1692 Spanish Recolonization of New Mexico Diego de Vargas leads a ceremonial reconquest of New Mexico in 1692. The following year Spanish colonists resettle New Mexico after a dozen years in exile in El Paso del Norte.
1786 Peace between Spaniards and Comanches Governor Juan Bautista de Anza and Ecueracapa, leader of the Cuchanec band and spokesman for all the Comanches, conclude a peace treaty that establishes a peace lasting almost thirty-five years until the advent of Mexican independence.
Read More
1807 First Exploration of New Mexico from United States Zebulon Montgomery Pike leads an exploratory expedition to the Southwest to map the Red River. He and his party are captured in what was then northern New Mexico and taken to Santa Fe and Chihuahua before being released.
1821 Mexican Independence Mexico wins independence from Spain in the spring of 1821, but the news does not reach Santa Fe until December when all local government officials swear allegiance to Mexico.
Read More
1846 US invasion of New Mexico Brigadier General Stephen Watts Kearny led United States forces invading and occupying New Mexico in 1846. Forces under Alexander Doniphan clashed with Mexican troops, routing them at the Battle of Brazito on Christmas Day.
1848 Treaty of Guadalupe Hidalgo The 1848 Treaty of Guadalupe Hidalgo ended the war between the United States and Mexico. By its terms, Mexico lost almost half of its territory, including parts of present-day Arizona, California, New Mexico, Texas, Colorado, Nevada, and Utah.

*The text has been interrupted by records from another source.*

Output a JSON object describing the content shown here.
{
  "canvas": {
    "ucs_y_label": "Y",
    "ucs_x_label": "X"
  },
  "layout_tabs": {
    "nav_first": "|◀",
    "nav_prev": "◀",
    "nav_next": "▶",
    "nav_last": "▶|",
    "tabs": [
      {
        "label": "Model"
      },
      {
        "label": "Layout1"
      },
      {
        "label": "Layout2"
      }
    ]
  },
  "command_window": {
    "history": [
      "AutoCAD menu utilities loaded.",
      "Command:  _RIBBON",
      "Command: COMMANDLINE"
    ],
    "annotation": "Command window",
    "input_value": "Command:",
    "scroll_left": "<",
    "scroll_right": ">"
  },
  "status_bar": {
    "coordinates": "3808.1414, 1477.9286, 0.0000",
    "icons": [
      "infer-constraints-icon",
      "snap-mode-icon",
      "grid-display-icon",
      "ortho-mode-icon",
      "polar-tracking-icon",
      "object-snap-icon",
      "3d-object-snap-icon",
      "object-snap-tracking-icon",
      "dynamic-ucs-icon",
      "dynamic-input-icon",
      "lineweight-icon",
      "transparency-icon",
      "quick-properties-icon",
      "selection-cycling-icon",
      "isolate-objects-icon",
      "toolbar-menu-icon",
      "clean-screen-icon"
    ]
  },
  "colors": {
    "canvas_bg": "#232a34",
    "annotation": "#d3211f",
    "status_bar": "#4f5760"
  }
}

Read More
1850 New Mexico becomes a US territory The Compromise of 1850 grants New Mexico territorial status on 9 September 1850. President Millard Fillmore signs into law the Organic Act, admitting New Mexico into the Union as a territory and allowing for the formation of a territorial government.
1879 Railroad reaches New Mexico The first passenger train into New Mexico carried members of the Colorado legislature to Otero on the Atchison, Topeka, and Santa Fe Railroad line on 13 February 1879. One year later, the line was extended through Mora, San Miguel, and Santa Fe Counties.
1912 New Mexico becomes the 47th state New Mexico becomes a state of the United States of America. On 6 January 1912, President William H. Taft signs the proclamation making New Mexico the 47th state.
Read More
1943-45 Manhattan Project The United States Army builds Los Alamos Scientific Laboratory, part of the Manhattan Project, a top-secret project to develop atomic weapons. Physicist J. Robert Oppenheimer leads successful development of devices deployed against Hiroshima and Nagasaki, Japan, on 6 and 9 August 1945.
1967 Tierra Amarilla Courthouse raid The Alianza Federal de Mercedes, led by Reies López Tijerina, raids the Rio Arriba County Courthouse on 5 June 1967 in an attempt to bring attention to the usurpation of Hispanic land grants by Anglo landowners and the United States government.
1980 Intel opens microchip plant in Rio Rancho In 1980, Intel opened a semiconductor fabrication plant in Rio Rancho. Fueled by high-paying jobs at Intel, Rio Rancho became one of fastest-growing cities in the United States.
2010 Susana Martinez becomes the thirty-first governor of New Mexico. Governor Martínez becomes the first elected female governor of New Mexico and the first Hispanic woman governor in the United States.